» WORK ORDER
Count the lines in the data below that have "City" in them, and reply with only that number.

» Component data from apps and pages
***
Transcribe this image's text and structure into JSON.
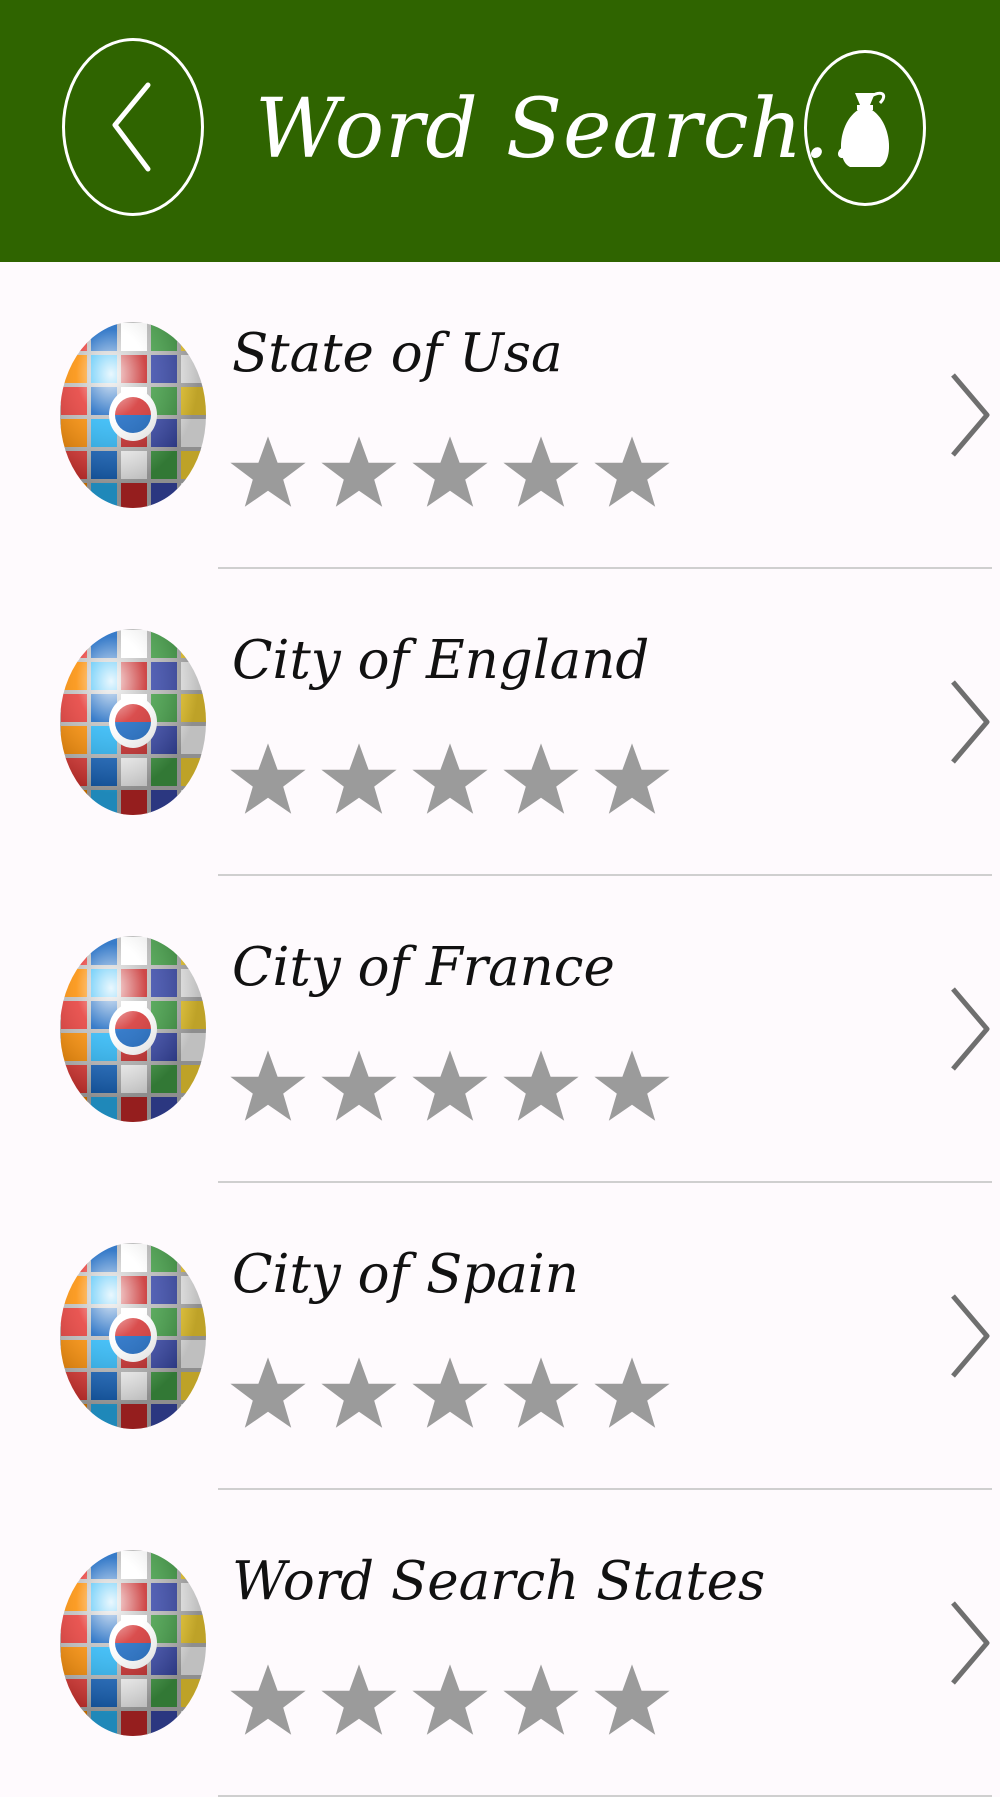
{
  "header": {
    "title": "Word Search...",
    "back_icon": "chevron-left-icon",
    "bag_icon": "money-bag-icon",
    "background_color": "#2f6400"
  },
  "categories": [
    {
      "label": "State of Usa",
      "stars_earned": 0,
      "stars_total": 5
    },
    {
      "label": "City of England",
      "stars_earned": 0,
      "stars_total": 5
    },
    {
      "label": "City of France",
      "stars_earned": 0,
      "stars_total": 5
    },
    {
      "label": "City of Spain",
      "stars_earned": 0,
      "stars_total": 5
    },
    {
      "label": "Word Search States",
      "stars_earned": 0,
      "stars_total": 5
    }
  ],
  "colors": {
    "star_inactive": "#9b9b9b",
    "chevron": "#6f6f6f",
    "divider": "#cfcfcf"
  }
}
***
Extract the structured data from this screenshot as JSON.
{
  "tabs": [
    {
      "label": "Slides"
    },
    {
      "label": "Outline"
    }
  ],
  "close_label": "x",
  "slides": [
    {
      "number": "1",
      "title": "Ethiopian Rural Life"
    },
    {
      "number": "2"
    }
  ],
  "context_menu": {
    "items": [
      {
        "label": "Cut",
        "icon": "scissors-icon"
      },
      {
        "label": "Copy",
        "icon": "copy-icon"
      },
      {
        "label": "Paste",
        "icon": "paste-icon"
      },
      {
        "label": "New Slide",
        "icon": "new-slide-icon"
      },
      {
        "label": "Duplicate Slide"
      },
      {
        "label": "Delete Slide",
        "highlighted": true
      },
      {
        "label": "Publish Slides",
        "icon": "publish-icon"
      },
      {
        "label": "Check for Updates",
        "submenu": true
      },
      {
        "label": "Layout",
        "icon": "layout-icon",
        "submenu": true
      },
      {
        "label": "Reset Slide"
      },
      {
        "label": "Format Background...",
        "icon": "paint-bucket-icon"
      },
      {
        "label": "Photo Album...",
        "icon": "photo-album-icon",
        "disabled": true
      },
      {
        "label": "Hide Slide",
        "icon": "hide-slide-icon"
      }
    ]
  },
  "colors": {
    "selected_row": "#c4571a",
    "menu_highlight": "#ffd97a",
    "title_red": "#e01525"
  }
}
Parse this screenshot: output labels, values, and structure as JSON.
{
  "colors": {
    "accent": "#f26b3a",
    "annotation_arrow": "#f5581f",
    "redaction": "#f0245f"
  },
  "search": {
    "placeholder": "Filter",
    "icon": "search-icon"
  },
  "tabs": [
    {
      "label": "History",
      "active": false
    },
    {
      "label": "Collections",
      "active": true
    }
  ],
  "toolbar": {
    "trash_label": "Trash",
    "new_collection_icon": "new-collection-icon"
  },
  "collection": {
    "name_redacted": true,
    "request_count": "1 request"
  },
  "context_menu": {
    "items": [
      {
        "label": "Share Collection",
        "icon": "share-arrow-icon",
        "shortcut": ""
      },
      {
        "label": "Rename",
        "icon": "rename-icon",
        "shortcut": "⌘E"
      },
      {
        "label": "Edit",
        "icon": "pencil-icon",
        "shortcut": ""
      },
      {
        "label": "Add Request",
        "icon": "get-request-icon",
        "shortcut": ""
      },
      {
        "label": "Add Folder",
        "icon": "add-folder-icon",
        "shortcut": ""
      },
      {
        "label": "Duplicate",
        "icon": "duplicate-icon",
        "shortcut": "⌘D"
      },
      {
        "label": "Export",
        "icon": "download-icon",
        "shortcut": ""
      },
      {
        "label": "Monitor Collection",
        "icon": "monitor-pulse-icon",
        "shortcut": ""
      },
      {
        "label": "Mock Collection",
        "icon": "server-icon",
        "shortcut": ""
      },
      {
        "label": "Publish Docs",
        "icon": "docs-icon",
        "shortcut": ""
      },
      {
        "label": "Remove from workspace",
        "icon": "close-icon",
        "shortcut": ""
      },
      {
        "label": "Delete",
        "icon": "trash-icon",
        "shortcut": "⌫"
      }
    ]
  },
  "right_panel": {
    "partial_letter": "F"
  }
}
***
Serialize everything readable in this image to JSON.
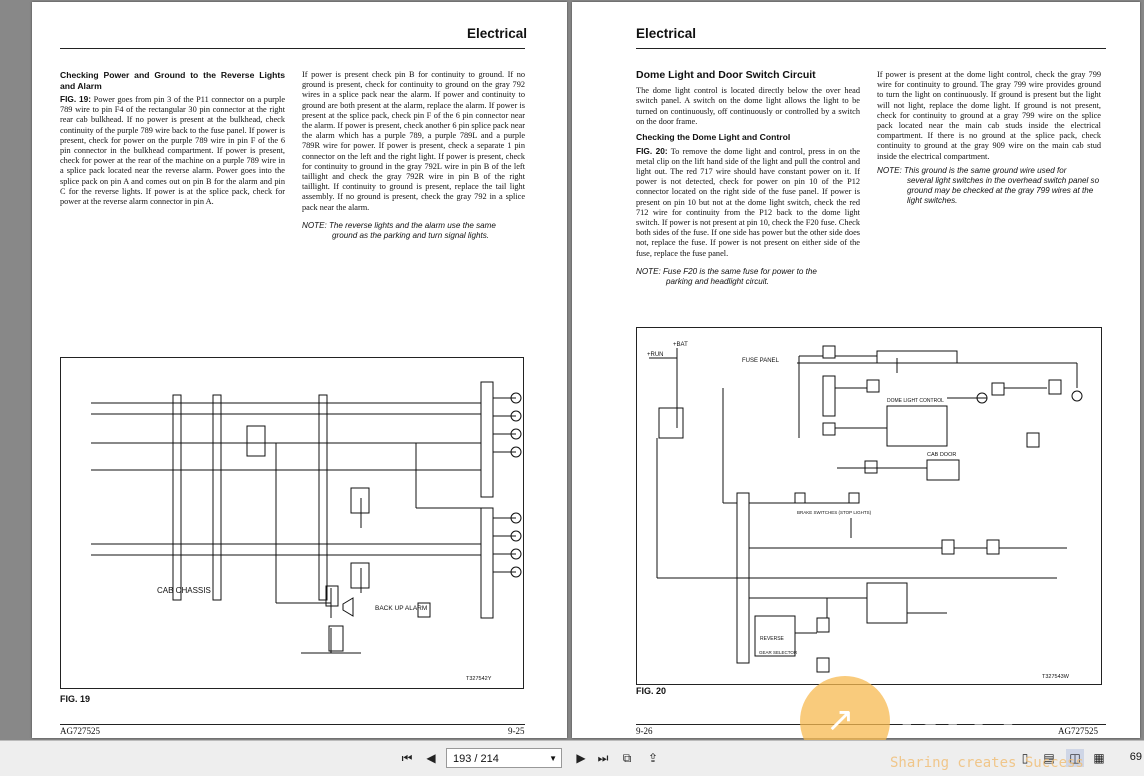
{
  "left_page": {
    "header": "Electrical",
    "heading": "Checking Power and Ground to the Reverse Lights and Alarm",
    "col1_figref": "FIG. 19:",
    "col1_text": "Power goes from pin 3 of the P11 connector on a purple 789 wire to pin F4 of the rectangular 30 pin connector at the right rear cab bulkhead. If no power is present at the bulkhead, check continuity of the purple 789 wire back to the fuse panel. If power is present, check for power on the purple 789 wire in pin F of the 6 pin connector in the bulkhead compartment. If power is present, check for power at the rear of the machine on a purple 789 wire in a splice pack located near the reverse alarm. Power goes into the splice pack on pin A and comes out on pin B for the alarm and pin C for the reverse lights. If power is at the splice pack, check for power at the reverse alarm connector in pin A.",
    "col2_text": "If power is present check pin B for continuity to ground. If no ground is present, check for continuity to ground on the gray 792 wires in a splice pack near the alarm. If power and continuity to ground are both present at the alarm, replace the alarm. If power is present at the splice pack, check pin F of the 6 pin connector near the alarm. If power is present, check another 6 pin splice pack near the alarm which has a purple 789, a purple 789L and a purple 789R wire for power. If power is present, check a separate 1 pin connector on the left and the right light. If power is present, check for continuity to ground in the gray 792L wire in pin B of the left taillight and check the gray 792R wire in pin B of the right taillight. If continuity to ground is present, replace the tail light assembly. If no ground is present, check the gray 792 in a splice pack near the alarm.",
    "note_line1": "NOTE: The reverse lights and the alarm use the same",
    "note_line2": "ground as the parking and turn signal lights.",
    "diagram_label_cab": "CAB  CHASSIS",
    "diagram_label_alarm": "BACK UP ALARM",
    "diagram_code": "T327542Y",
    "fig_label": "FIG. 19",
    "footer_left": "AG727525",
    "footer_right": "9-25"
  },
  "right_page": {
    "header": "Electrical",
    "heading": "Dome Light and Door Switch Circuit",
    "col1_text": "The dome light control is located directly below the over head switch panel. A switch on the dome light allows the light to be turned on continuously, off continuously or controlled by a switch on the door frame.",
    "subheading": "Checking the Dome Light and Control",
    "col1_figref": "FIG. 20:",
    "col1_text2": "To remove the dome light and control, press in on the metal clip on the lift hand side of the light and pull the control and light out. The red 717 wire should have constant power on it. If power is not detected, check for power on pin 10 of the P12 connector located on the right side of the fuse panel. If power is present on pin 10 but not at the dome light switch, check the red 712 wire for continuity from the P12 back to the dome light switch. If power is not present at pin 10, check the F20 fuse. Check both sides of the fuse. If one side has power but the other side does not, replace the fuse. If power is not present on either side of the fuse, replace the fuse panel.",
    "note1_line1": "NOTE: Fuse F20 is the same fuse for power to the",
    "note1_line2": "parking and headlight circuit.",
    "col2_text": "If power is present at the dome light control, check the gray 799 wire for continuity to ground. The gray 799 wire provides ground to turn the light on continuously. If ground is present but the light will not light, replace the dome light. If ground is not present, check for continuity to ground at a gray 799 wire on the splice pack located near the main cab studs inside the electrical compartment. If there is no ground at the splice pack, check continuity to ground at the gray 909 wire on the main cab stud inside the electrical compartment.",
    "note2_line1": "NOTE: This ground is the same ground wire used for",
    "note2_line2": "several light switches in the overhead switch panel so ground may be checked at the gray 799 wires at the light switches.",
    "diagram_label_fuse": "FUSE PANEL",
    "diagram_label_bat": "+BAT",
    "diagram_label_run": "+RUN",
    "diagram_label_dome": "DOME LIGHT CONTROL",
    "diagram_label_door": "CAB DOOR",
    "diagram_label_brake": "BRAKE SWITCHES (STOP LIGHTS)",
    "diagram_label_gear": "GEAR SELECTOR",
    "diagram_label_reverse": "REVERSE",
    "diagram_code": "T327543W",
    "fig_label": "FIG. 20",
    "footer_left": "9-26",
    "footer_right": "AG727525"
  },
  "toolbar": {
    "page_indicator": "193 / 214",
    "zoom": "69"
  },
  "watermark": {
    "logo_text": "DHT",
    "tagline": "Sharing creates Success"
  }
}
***
» RESPONSE BOX
3